REQUIREMENT – All lines below containing the string "Properties" are to be copied.

INFORMATION SUPPLIED –
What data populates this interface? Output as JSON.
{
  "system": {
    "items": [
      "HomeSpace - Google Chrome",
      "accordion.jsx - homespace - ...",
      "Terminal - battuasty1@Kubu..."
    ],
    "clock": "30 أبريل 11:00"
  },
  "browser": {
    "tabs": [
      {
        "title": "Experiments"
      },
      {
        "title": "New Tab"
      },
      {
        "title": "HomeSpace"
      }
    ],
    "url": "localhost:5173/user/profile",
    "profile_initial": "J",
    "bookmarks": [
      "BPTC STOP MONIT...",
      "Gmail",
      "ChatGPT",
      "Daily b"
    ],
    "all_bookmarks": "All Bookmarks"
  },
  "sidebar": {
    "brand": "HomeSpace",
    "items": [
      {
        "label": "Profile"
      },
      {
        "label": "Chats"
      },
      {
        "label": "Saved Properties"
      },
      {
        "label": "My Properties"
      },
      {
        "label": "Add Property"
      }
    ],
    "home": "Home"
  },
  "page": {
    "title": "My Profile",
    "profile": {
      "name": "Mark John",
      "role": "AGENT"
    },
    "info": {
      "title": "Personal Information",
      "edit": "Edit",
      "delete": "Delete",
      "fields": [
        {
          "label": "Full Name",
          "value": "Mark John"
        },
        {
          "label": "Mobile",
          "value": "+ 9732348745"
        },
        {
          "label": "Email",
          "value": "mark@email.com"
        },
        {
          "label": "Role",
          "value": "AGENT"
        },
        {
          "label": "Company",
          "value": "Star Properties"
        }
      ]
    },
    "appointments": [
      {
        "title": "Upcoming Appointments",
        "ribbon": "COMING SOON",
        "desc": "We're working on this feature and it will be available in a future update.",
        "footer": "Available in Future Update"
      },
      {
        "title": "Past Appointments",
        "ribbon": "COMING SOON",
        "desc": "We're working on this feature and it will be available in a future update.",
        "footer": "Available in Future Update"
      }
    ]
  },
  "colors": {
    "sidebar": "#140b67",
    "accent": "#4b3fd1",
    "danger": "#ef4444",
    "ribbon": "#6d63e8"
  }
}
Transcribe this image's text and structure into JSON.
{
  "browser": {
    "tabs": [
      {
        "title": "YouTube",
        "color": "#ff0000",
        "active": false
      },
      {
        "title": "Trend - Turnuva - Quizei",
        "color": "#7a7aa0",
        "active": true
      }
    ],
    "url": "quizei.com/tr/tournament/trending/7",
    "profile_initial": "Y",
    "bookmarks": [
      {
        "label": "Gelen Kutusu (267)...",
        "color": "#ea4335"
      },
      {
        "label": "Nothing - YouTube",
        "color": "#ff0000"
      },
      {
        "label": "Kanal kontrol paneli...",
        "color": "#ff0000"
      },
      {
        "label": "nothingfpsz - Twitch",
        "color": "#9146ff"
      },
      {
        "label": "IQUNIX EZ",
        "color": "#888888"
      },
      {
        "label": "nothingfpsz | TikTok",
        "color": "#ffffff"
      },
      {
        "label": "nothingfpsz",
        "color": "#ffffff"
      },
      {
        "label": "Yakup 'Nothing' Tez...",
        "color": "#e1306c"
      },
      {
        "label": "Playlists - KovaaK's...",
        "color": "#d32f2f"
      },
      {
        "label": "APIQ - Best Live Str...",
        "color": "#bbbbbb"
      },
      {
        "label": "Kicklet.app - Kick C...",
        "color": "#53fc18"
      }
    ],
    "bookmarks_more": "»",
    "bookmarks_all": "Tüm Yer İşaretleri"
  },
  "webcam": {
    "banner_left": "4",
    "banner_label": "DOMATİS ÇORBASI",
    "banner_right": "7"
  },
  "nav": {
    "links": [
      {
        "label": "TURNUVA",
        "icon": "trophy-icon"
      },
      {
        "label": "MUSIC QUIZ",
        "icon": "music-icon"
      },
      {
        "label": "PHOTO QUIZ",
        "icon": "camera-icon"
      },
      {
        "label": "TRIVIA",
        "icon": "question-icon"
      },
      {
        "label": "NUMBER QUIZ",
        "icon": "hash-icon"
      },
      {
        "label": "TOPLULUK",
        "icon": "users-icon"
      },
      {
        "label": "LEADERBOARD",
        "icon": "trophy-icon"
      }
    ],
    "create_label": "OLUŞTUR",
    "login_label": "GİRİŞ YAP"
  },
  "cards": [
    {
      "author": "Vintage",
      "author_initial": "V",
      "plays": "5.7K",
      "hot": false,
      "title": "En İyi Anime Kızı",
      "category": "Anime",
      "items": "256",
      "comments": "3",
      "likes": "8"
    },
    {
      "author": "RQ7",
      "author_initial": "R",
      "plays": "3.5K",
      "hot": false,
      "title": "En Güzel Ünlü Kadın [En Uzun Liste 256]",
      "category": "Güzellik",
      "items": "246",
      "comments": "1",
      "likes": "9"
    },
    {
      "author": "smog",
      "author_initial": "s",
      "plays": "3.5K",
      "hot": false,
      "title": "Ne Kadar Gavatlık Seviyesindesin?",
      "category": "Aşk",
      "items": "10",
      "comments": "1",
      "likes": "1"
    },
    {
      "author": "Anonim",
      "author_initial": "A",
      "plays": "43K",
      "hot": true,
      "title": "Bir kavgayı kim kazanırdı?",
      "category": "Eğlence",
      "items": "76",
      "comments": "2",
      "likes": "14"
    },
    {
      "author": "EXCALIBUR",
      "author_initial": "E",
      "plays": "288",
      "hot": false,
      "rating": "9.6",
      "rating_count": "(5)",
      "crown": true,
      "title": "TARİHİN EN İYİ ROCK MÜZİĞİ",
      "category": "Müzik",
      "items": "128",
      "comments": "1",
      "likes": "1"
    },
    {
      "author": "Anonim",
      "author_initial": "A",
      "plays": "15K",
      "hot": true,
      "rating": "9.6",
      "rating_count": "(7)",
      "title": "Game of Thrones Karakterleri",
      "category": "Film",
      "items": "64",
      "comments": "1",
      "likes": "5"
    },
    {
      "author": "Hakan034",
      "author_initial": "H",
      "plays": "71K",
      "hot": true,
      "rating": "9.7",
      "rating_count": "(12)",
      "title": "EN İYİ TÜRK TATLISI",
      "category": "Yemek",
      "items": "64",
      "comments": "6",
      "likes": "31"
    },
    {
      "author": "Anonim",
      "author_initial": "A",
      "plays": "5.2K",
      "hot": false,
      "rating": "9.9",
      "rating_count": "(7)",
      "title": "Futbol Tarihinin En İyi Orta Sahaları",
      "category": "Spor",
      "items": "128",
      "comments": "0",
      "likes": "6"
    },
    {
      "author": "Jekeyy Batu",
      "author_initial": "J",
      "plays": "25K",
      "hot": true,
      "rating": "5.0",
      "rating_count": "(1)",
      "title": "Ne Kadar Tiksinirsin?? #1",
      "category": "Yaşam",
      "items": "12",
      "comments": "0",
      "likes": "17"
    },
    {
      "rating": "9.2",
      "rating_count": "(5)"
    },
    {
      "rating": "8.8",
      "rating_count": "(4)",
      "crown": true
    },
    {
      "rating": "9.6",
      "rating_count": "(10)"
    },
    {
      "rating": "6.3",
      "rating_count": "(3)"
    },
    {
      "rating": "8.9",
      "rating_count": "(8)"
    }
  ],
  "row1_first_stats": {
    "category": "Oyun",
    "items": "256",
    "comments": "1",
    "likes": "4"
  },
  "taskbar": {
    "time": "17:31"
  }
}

COMPLETED TASK –
        "label": "Saved Properties"
        "label": "My Properties"
          "value": "Star Properties"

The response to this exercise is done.